The third movement is a waltz, lighter, breezier and warmer than the music that has come before. Listen as the lilting themes pass between violins and woodwinds and how the traditional ‘oom-pah-pah’ motive is spread across the orchestra. A mischievous middle section full of fast, bouncing notes challenges the orchestra as Tchaikovsky deliberately changes the music to feel like there are two beats in the bar instead of three. The return of the waltz tune in the oboe signals we are out of the woods. Emphatic loud chords toward the end signal that something new and big is on the horizon, and tellingly, the clarinets whisper the ‘fate’ motive.

After so much brooding minor music, the final movement bursts forth in the bright key of E major. No longer a funeral dirge the fate theme is now victorious, triumphant. The pompous introduction fades before a dramatic new fast section takes the excitement to a new level. Though smooth flowing motives break through, the dominant sound is ferocious and gritty. The struggle is not over yet. Another grand march theme begins before ushering even faster music that rollicks towards a grand, fateful finish. 
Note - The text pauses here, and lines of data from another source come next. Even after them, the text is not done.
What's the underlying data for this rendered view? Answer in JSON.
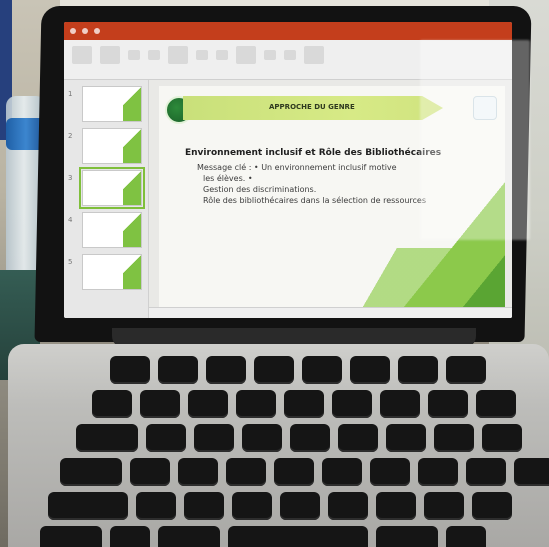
{
  "app": {
    "window_title": ""
  },
  "slide": {
    "banner_text": "APPROCHE DU GENRE",
    "heading": "Environnement inclusif et Rôle des Bibliothécaires",
    "bullets": [
      "Message clé : • Un environnement inclusif motive",
      "les élèves. •",
      "Gestion des discriminations.",
      "Rôle des bibliothécaires dans la sélection de ressources"
    ]
  },
  "thumbnails": [
    {
      "num": "1"
    },
    {
      "num": "2"
    },
    {
      "num": "3"
    },
    {
      "num": "4"
    },
    {
      "num": "5"
    }
  ],
  "colors": {
    "powerpoint_red": "#c43e1c",
    "accent_green": "#7fc242"
  }
}
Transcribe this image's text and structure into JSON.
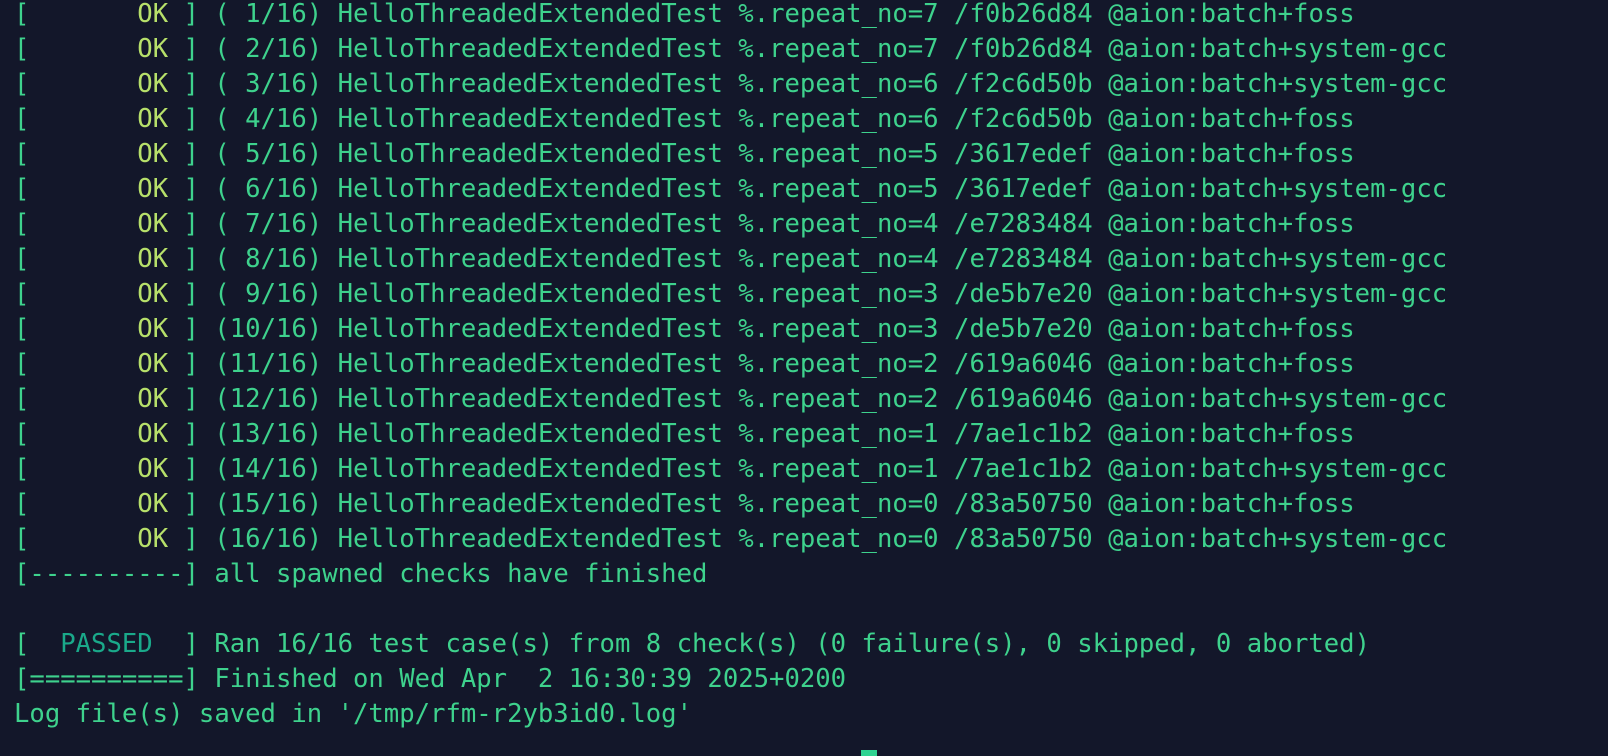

The Orchestra

Jess Farrell (principal)
Stephanie Lai

Ella Tunnicliffe-Glass (principal)

Laura Schulze (guest musician)
Kaiya Mitchell

Liam Murphy (principal)
Ruby Lulham

Chris Marchingo (principal)
Hugh Brown (guest musician)

Claire McLean
Ramona Downie Berry
Aidan Ratcliff
Chloe Urmacher

Liam Whitbourn (principal)
Emma Collard

Alistair Goggs (principal)
Elise Frederiksen

Bass Trombone
Allan Pennings

Matthew Balassone (principal)

Jeff Kiat
Teo Hui (guest musician)
Sebastian Beswick (guest musician)


Violin 1
Teresa Wilkie (concertmaster)
Majella Chew
Charlotte Strong
Sophie Gong
Hanna Bol
Samantha Law
Michael Patton
Annabel Plahuta

Violin 2
Raymond Wei (principal)
Alex Rosenfeld
Nhan-Ai Nguyen
Jesse Dyer
Siew Ching Wan
Andrew Lin
Elliot Nimmo
Vincy U

Malavika Shridhar (principal)
Mengfei Hu
Mariam Chung
Peck Qin Chan

Claire Oakley
Alexandra Sexton-Oates
Julia Cianci (guest musician)
Lewis Reed (guest musician)

Double Bass
Melody Chia (principal)
Tom Flenady